    The court then reviews Plaintiff's First Amended Complaint, which added additional facts, but did not persuade the court:

    Here, the facts pled in the First Amended Complaint allow the Court to reasonably infer that the treatment which Plaintiff received for “a severe infection,” immediately upon his
    admission to the Emergency Department at Riverview Medical Center, constitutes “Emergency Services” under the Plan. Am. Compl. ¶ 44. In this regard, Plaintiff alleges facts referencing particular provisions in the Plan obligating Defendants to pay certain benefits in connection with out-of-network Emergency Services. As stated, these provisions set forth the procedures by which Defendants are required to ascertain the appropriate rate of compensation for out-ofnetwork Emergency Services, including the maximum allowable amount being the greatest of the following: (a) amount negotiated with Network Providers for the Emergency Service furnished; (b) amount calculated using the method the Administrator generally uses to determine payments for Out-of-Network services, subject to the substitution of certain related costs; or (c)amount paid under Medicare for the Emergency Service. Id. ¶ 44. However, although Plaintiff has identified the provisions which might entitle him to additional benefits for out-of-network services under the Plan, his additional allegations, nonetheless, fail to assert a cognizable § 502(a)(1)(B) claim. Indeed, Plaintiff does not allege how Defendants’ payment of $3,501.60 falls below the “maximum allowed” rate for out-of-network services under the Plan.3 Nor does Plaintiff allege, at a minimum, that Defendants acted in contravention of the procedures for determining out-ofnetwork benefits. Instead, Plaintiff merely references them in the First Amended Complaint, without articulating how the pertinent provisions of the Plan entitle him to additional compensation. Accordingly, based on these deficiencies, the Court finds that Plaintiff’s First Amended Complaint—which solely points to relevant provisions in the Plan but fails to allege what amount Plaintiff should be entitled to under those provisions—does not assert a viable claim under § 502(a)(1)(B). Complete Foot & Ankle v. Cigna Health & Life Ins. Co., No. 17- 13742, 2018 U.S. Dist. LEXIS 82650, at *3 (D.N.J. May 16, 2018) (“[T]he Complaint contains little more than an assertion that Plaintiff is owed more than it was paid for the services it provided. This is insufficient . . . .”); Lemoine v. Empire Blue Cross Blue Shield, No. 16-6786, 2018 U.S. Dist.
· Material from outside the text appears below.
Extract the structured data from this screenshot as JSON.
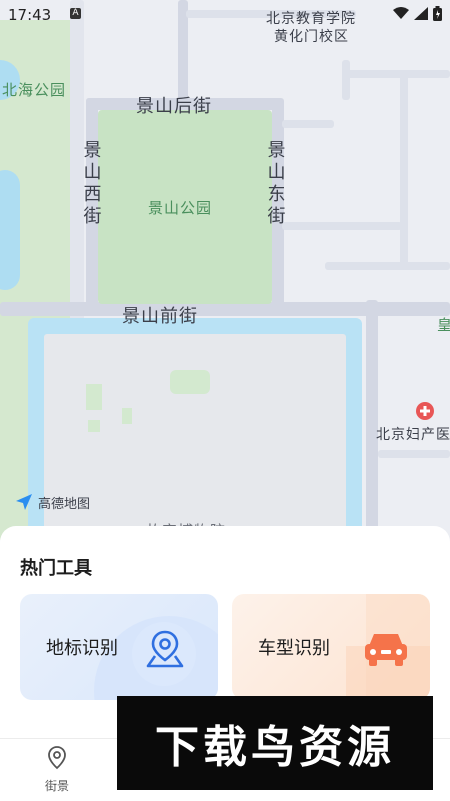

LEXIS 62535, at *16 (D.N.J. April 12, 2018) (dismissing the plaintiff’s 501(a)(1)(B) claim, because the plaintiff, among other things, failed to demonstrate “how [the pertinent provisions of the plan] were violated”). Nevertheless, while Plaintiff’s amended § 501(a)(1)(B) claim is dismissed, to the extent that Plaintiff can demonstrate that he is entitled to additional benefits pursuant to the Plan provisions by which out-of-network rates are determined, the Court grants Plaintiff a final opportunity to amend his Complaint.
    As aforementioned, the court ultimately grants Defendant's Motion to Dismiss, but provides the Plaintiff with a final opportunity to properly amend his Complaint. The entire opinion is attached below.
    Attached Files